WHAT YOU NEED TO DO: Filtering the records below, copy only those lines that include the word "time".

━━━━━━━━

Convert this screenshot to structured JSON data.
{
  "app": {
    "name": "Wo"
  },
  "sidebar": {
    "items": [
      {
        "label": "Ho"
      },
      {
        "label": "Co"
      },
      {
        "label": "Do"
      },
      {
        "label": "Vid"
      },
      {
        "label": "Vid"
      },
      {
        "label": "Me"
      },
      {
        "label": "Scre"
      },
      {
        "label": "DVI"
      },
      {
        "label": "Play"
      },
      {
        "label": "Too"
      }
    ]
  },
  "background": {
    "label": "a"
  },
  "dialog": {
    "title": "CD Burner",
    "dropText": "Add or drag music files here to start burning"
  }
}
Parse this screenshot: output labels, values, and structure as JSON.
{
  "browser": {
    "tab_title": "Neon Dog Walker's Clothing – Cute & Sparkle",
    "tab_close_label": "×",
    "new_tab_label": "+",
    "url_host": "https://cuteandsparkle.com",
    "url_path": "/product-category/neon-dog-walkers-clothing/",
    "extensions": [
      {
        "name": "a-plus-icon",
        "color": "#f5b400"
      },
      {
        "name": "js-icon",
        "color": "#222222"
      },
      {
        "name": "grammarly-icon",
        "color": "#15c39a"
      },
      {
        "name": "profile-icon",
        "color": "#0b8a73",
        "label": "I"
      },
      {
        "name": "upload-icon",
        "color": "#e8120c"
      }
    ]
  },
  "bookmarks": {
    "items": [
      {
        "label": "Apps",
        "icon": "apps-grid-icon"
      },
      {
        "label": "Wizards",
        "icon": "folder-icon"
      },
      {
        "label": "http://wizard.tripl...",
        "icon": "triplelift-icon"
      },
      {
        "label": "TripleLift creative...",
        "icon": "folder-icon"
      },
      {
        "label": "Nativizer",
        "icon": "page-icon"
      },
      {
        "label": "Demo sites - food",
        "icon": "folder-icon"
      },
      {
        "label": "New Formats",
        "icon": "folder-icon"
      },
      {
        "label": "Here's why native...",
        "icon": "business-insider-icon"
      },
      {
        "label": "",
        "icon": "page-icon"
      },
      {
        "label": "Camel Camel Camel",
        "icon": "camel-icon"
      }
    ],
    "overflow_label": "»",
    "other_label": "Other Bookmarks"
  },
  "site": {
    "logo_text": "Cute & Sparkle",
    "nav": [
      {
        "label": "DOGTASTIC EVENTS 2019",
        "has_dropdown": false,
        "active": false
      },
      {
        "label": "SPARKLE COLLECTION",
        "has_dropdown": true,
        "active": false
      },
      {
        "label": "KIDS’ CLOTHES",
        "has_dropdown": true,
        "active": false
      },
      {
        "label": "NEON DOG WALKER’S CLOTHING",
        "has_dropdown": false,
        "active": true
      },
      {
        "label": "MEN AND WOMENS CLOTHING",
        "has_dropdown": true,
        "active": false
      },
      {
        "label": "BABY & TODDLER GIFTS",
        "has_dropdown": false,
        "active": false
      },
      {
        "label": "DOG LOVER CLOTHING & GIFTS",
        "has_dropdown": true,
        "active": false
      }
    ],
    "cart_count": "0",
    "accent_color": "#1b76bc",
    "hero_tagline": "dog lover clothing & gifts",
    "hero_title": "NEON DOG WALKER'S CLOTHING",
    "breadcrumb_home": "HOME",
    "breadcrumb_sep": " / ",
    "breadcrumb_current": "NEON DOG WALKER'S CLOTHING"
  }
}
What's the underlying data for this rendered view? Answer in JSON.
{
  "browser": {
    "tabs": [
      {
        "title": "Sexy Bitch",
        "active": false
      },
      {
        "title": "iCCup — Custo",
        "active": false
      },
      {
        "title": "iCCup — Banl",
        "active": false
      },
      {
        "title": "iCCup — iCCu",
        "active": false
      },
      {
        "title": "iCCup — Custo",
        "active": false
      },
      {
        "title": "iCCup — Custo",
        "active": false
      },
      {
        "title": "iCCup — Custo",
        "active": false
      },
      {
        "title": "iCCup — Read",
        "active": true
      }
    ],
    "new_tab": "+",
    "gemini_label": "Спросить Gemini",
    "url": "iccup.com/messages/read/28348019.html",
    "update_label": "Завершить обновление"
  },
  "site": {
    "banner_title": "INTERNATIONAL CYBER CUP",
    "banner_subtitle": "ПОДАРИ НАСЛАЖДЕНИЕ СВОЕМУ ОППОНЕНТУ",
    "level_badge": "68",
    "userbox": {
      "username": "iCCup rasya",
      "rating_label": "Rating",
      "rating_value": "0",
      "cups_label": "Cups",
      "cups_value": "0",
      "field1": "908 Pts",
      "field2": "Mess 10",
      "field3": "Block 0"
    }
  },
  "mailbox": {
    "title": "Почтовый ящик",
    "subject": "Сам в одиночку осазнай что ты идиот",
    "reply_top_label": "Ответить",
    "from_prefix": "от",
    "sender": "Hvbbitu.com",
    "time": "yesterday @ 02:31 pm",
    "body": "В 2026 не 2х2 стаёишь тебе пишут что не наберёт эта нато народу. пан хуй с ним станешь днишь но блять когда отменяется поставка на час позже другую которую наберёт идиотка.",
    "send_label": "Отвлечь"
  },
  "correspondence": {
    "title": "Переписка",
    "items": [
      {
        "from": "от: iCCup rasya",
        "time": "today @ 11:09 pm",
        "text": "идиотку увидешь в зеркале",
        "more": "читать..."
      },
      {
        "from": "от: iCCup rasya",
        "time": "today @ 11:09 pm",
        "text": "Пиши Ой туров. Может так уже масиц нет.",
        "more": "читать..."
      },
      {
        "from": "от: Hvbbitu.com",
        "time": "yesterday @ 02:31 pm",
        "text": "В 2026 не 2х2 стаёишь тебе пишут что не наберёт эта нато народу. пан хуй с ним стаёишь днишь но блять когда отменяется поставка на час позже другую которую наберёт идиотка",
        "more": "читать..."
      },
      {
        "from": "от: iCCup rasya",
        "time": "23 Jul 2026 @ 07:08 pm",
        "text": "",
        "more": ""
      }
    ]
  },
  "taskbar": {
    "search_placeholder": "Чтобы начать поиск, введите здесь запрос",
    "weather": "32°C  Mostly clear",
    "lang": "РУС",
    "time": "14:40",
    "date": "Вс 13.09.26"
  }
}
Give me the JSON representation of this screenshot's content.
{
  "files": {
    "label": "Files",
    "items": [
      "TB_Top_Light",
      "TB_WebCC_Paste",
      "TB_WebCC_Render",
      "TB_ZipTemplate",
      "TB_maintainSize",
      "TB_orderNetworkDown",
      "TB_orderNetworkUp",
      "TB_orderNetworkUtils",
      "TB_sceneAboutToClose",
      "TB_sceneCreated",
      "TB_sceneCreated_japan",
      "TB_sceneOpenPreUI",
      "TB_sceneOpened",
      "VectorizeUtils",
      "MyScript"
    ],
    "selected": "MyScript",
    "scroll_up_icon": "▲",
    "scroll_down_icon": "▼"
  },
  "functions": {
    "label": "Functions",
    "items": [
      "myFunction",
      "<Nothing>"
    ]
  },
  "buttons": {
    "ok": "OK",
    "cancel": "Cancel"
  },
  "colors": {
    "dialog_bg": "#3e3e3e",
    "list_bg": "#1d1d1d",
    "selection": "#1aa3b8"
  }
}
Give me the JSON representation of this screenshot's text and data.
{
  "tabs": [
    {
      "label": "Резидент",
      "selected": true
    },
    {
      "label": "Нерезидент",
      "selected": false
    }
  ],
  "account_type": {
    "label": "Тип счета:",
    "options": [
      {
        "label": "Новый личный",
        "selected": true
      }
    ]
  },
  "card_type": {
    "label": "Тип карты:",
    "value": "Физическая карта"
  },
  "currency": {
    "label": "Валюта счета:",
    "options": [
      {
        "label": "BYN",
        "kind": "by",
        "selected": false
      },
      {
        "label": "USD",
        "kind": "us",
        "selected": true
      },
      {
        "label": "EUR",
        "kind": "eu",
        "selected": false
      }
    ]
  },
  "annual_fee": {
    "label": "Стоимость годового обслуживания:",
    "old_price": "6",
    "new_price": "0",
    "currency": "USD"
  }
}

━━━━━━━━

EXERCISE RESPONSE:
    "time": "yesterday @ 02:31 pm",
        "time": "today @ 11:09 pm",
        "time": "today @ 11:09 pm",
        "time": "yesterday @ 02:31 pm",
        "time": "23 Jul 2026 @ 07:08 pm",
    "time": "14:40",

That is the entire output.